Richard Cohen: Putting The “Ass” In Harass
Washington Post Imperial Ewok Richard Cohen is quite miffed with backwoods negroes and their attempts at playing the seduction game:
McEwen’s remembrances are at least two decades old and have no bearing whatsoever on the present-day Clarence Thomas and how he conducts himself on the High Court.
In fact, they have nothing to do with anything — unless it is to prove that nothing about Thomas and his initial accuser, Anita Hill, makes any sense. Her charges fell somewhat short of blatant, coercive, sexual harassment — or, if they didn’t, then why did she follow her abuser, Thomas, from one job to the next? A black, female Yale Law School graduate was not lacking in employment opportunities.
I long ago despaired of getting to the bottom of this case, and I long ago gave up wanting to. I concluded that Thomas as the product of a very small town — the aptly- named Pin Point, Ga. — who was the lone African American in a school full of whites, a racially-isolated kid who lacked the normal interactions and did not learn the requisite social graces. As for Hill, she, too, lacked a certain sophistication or judgment. If she was perplexed by him, he was perplexed by her.
Let us dispense with the boilerplate denunciation of O’Reilly as an alleged pig and even more boilerplate about him being the all-powerful man and Mackris being the totally powerless woman. All of that could be true. It also seems true, though, that Mackris either skipped classes in common sense when she was at Columbia University’s Graduate School of Journalism or was playing O’Reilly like the proverbial violin.

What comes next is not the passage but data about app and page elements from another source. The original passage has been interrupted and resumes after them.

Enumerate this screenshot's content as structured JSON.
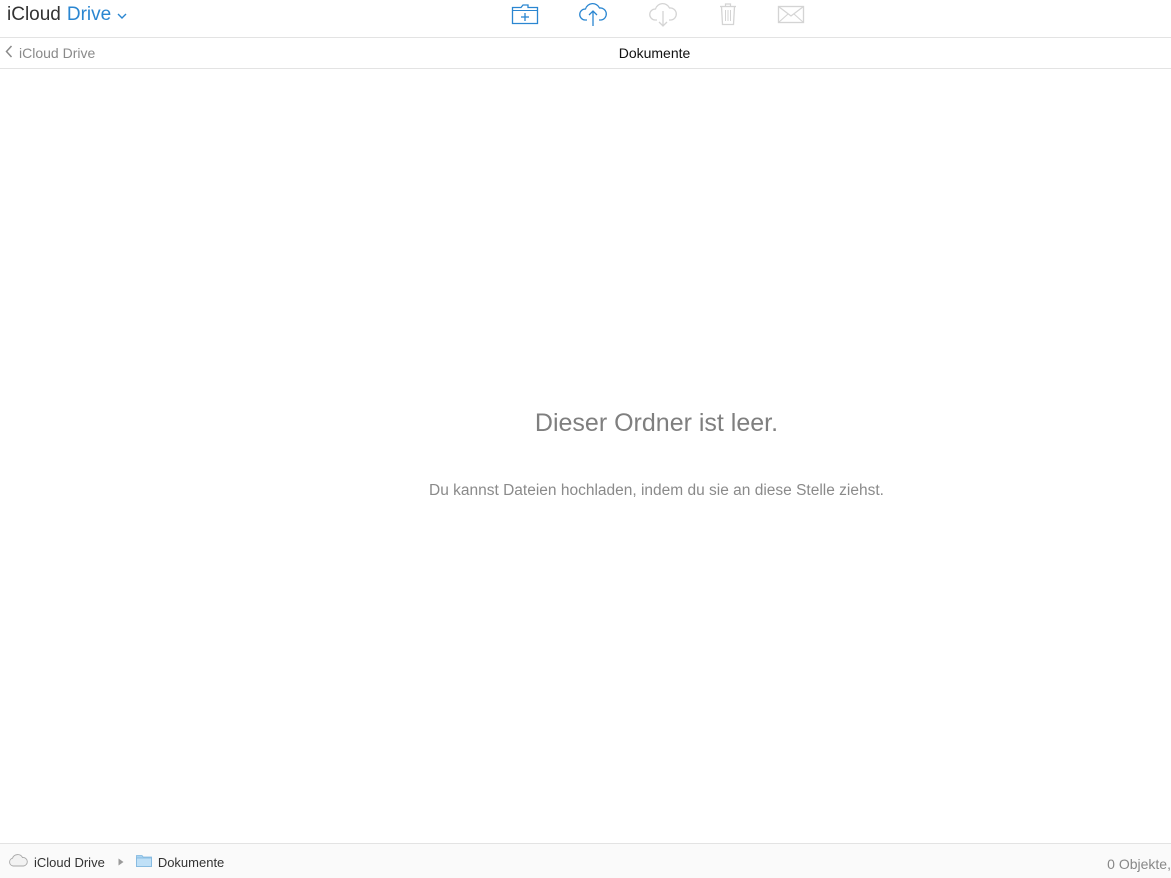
{
  "header": {
    "brand": "iCloud",
    "product": "Drive",
    "accent_color": "#2a86d1",
    "toolbar": [
      {
        "icon": "new-folder-icon",
        "enabled": true
      },
      {
        "icon": "upload-icon",
        "enabled": true
      },
      {
        "icon": "download-icon",
        "enabled": false
      },
      {
        "icon": "trash-icon",
        "enabled": false
      },
      {
        "icon": "mail-icon",
        "enabled": false
      }
    ]
  },
  "nav": {
    "back_label": "iCloud Drive",
    "title": "Dokumente"
  },
  "empty_state": {
    "heading": "Dieser Ordner ist leer.",
    "message": "Du kannst Dateien hochladen, indem du sie an diese Stelle ziehst."
  },
  "status": {
    "breadcrumb": [
      {
        "label": "iCloud Drive",
        "icon": "cloud-icon"
      },
      {
        "label": "Dokumente",
        "icon": "folder-icon"
      }
    ],
    "item_count": "0 Objekte,"
  }
}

Whether Mackris was aware of her power is impossible for me to say. But I can say that she never went to Fox’s human resources department to complain about O’Reilly. She never seemed to realize that by not complaining and, more specifically, by going to dinner with him, to his hotel room and then, upon returning to Fox News, accepting assignments and a salary increase not given to others, she was hardly telling O’Reilly that she found his behavior thoroughly repugnant, as she says in her lawsuit. I almost pity O’Reilly. Off camera, he must be a bit slow.
(…) (I)t was a young female television producer who suggested I write about this because, if I may paraphrase, lawsuits such as Mackris’s infantilize women. They portray women totally as victims, without recourse or remedy at their disposal. It insults common sense. It rewrites nature.
I can understand the rage of women subjected to the sort of sewer O’Reilly allegedly opened up on Mackris. If he did it, it is wrong — just plain wrong. But it is also wrong for a woman to be even a bit complicit and then act as if she played no role whatsoever in the oldest game known to mankind. I can appreciate that Mackris was in an awful bear hug. But she screamed for help a bit late in the game.”
Shorter Cohen: She was asking for it. They’re all asking for it.